Can you take a stab at describing how you think it should be tackled?

hgmjr

3. thenzengineer Thread Starter New Member

Aug 28, 2006
4
0
Taking a stab I calculate the value as 500kOhms approx. As that would make the output voltage to drop from 3.6Vpp to 1.8Vpp. I did it using ratios since I know adding a 220k dropped it by 0.8V and by adding a 480k it would drop by 1.6V and I want 1.8V which is half of 3.6Vpp

4. thenzengineer Thread Starter New Member

Aug 28, 2006
4
0
The other way I could think about is by forgetting the practical method and by using simple concepts -

Gain of the amp is 3.6/0.420 = 8.57

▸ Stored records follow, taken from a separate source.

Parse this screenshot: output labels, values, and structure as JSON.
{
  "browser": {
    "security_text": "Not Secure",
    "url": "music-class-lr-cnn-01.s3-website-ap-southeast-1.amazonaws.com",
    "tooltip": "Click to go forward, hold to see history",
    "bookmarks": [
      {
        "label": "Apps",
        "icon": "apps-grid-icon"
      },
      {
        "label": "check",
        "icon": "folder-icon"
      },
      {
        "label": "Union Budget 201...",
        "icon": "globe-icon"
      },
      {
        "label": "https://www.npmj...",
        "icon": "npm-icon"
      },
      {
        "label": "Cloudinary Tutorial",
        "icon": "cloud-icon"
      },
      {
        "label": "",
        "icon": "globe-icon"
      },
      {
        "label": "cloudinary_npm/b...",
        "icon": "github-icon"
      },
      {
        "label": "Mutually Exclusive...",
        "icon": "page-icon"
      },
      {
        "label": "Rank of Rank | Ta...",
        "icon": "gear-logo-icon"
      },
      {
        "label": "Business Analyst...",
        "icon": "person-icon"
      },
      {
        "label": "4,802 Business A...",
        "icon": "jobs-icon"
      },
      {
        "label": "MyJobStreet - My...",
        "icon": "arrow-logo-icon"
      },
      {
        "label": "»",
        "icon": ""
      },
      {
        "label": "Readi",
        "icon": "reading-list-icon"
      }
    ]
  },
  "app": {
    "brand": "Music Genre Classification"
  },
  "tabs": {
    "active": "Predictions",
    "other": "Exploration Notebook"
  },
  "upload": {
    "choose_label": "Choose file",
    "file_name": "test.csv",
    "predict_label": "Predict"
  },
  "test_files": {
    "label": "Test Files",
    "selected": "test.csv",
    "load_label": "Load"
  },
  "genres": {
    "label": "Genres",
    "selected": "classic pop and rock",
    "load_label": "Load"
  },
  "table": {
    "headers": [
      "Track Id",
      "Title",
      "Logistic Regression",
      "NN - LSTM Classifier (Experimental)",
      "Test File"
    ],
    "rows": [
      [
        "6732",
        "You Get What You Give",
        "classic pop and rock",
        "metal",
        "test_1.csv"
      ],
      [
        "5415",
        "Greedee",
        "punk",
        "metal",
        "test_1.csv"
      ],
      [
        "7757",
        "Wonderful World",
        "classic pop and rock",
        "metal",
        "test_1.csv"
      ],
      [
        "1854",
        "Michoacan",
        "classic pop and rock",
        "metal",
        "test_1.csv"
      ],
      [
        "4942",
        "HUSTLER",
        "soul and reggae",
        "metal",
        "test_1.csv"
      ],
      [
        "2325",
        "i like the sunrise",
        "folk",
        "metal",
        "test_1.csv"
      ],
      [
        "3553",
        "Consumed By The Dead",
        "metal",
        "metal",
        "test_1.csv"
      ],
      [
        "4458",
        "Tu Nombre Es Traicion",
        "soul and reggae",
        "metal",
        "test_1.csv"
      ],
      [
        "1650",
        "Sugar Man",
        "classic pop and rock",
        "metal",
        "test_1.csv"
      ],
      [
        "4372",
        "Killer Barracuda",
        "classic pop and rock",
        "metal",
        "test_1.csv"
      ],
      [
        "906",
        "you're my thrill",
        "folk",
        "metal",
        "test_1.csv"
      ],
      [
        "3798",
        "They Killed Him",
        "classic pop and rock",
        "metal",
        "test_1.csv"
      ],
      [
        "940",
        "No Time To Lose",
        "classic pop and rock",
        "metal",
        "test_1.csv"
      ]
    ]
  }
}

So when output is 2.8, input is 2.8/8.57 = 0.327 volts

I'm going to assume the 470 ohm resistor is small compared to the input impedance.

so the drop across the 220k is 420-327mv or 93mV
I = 93mV/220k = 0.423µA
Input R = 327mV/0.423µA = 773kohm

But this does not seem to add up with the practical method I was taught.

5. hgmjr Retired Moderator

Jan 28, 2005
9,029
219
You have the right idea about using ratios however you need to take another look at your calculations.

The amplifier's input resistance together with the series input resistance of 220K form a voltage divider. The amount of attenuation of the input signal introduced by this voltage divider is related to the ratio of the attenuation on the output with and without the series input resistor.

hgmjr

6. hgmjr Retired Moderator

Jan 28, 2005
9,029
219
The value of 773Kohms you have obtain, while not exactly the same as mine, is quite close to the one I got. The method you have used is a reasonable one.

hgmjr